Plan Your Visit


The Alaska Peninsula National Wildlife Refuges are lands of spectacular beauty, with rolling tundra, braided rivers, glacial lakes, towering mountains, active volcanoes, rugged sea cliffs and pristine coastlines. Plan an unforgettable visit here.

Visiting the Refuge

The Refuge offers a variety of recreational opportunities including sport fishing and hunting, observing/photographing wildlife, hiking, backpacking, boating and camping. While on the Refuge, you are truly in the wilderness with spectacular views and the high probability for danger including interactions with wildlife and hypothermia. Refuge lands are remote and accessible only by small aircraft, boat, or rugged cross country hiking. There are no roads or maintained trails and help can be hours away if something goes wrong. Please prepare accordingly.

Commercial Use

All commercial activity on the Refuge, including guiding and transporting, requires a Special Use Permit. Contact the Refuge office for information. Commercial, recreational, and subsistence activities are monitored to assure these activities do not significantly impact wildlife populations and their habitats.

Private Land

There are many parcels of private land within the boundaries of the refuge, and not all owners have marked their land. Most cabin sites are private property. Please respect all private property and get the landowner’s permission before entering.

Backcountry Safety Tips

Always leave your itinerary with family/friends and notify them when you return. 
Refuge lands are remote and may be inaccessible during inclement weather. Help could be hours or days away should something go wrong. 

  • Carry emergency water, food, clothing, map, compass, first aid kit and signaling devices
  • The weather changes quickly and without warning.
  • Adequate rain gear and warm clothing are essential. Hypothermia is always a possibility with wet conditions and cool temperatures. 
  • Cold water kills! Use extreme caution and common sense when near rivers, lakes and coastal areas. The water is often murky and swift, and dangerous conditions may not be apparent. Watch out for quicksand. 
  • Boil, filter or treat all water before drinking. Giardiasis, a water-borne parasite, is common in Alaska. 
  • Biting insects are common. 
  • Come prepared with repellent, head nets and a screened tent. 
  • Medication should be carried if you are sensitive to bug bites. 

Be Wildlife Safe

  • Precautions should be taken to avoid unwanted encounters with bears and moose, particularly when they have offspring. 
  • Avoid using well-worn bear and other wildlife trails. 
  • Make lots of noise when hiking, especially on windy days, in dense vegetation and along noisy streams. 
  • Keep campsites very clean and cook/store all food away from camp. 
  • Keep tents, sleeping bags and all personal gear free of food odors. 
  • Never bring food in your tent. 
  • It’s important to store food so that it is not obtainable for bears and other animals. “Food” includes garbage, canned items and toiletries. 
  • You are strongly encouraged to use bear-resistant food storage containers approved by the Interagency Grizzly Bear Committee  
  • Do not bury garbage or debris because the enticing odors teach bears to associate food with humans, a very dangerous situation.  

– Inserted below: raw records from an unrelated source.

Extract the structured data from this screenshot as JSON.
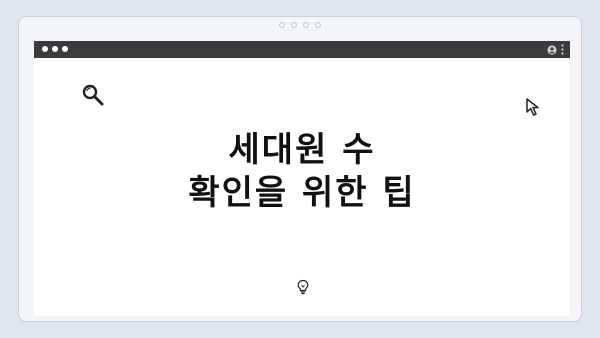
{
  "browser": {
    "window_controls": [
      "close",
      "minimize",
      "maximize"
    ],
    "toolbar_icons": [
      "profile-icon",
      "kebab-menu-icon"
    ]
  },
  "content": {
    "headline_line1": "세대원 수",
    "headline_line2": "확인을 위한 팁",
    "icons": [
      "search-icon",
      "cursor-icon",
      "lightbulb-icon"
    ]
  },
  "colors": {
    "background": "#dfe6ed",
    "titlebar": "#3b3b3b",
    "text": "#111111"
  }
}
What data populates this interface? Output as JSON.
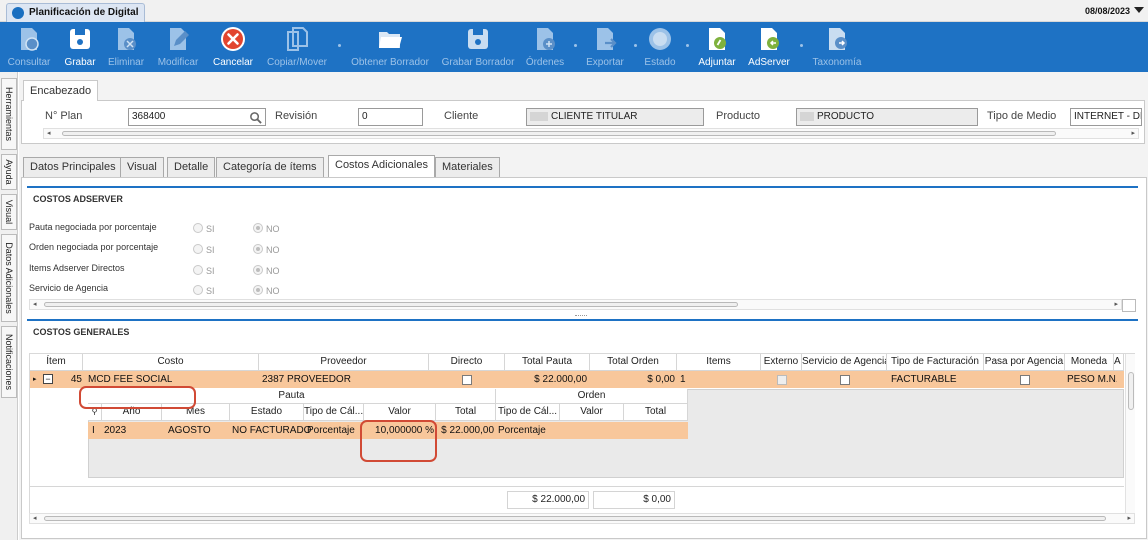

Leave No Trace

Plan Ahead and Be Prepared

Learn as much as possible about the area you are planning to visit. This will determine the appropriate food, clothing, equipment and transportation needed for the trip. Pack lightweight non-odorous foods. Dress in layers and bring small reliable camp stoves and wind-proof tents. Clothing and equipment should be able to withstand rigorous use in prolonged wet and windy conditions. Prepare for bad weather and pack extra food and clothing in case your transportation home is delayed.

Travel and Camp on Durable Surfaces

Travel in smaller groups and visit less popular areas to minimize contact with others and to enhance wildlife viewing opportunities. Confine your travel and camping areas to surfaces that are resistant to impact. In popular or high-use areas, concentrate your use. This will help preserve the natural condition of the surroundings. In remote and low-use areas, spread out your use. Choose a camping site that is naturally durable, such as sand or gravel.

Pack It In, Pack It Out

Trash has no place in the backcountry. Pack out all of your garbage including cigarette butts, ammunition casings and all non-burnable trash. Properly dispose of what you can’t pack out. Avoid contaminating water sources by camping, washing and using the toilet at least 200 feet from all water bodies. Bury human waste at least six inches deep and well away from camp. Use toilet paper sparingly and burn it or pack it out.

Minimize the Use and Impact of Fires

Use lightweight camp stoves when possible. If a fire is needed, keep it small, use a fire pan, and burn only dead and downed wood. Put out campfires completely and pack out all unburned trash.

Leave What You Find

People come to wildlands to enjoy them in their natural state. Leave plants, rocks and archaeological/cultural evidence as you find them. Archaeological artifacts are protected by law; do not disturb or remove them. 

Take pride in your public wildlands. By using responsible backcountry techniques there should be little or no sign of your visit when you are ready to leave.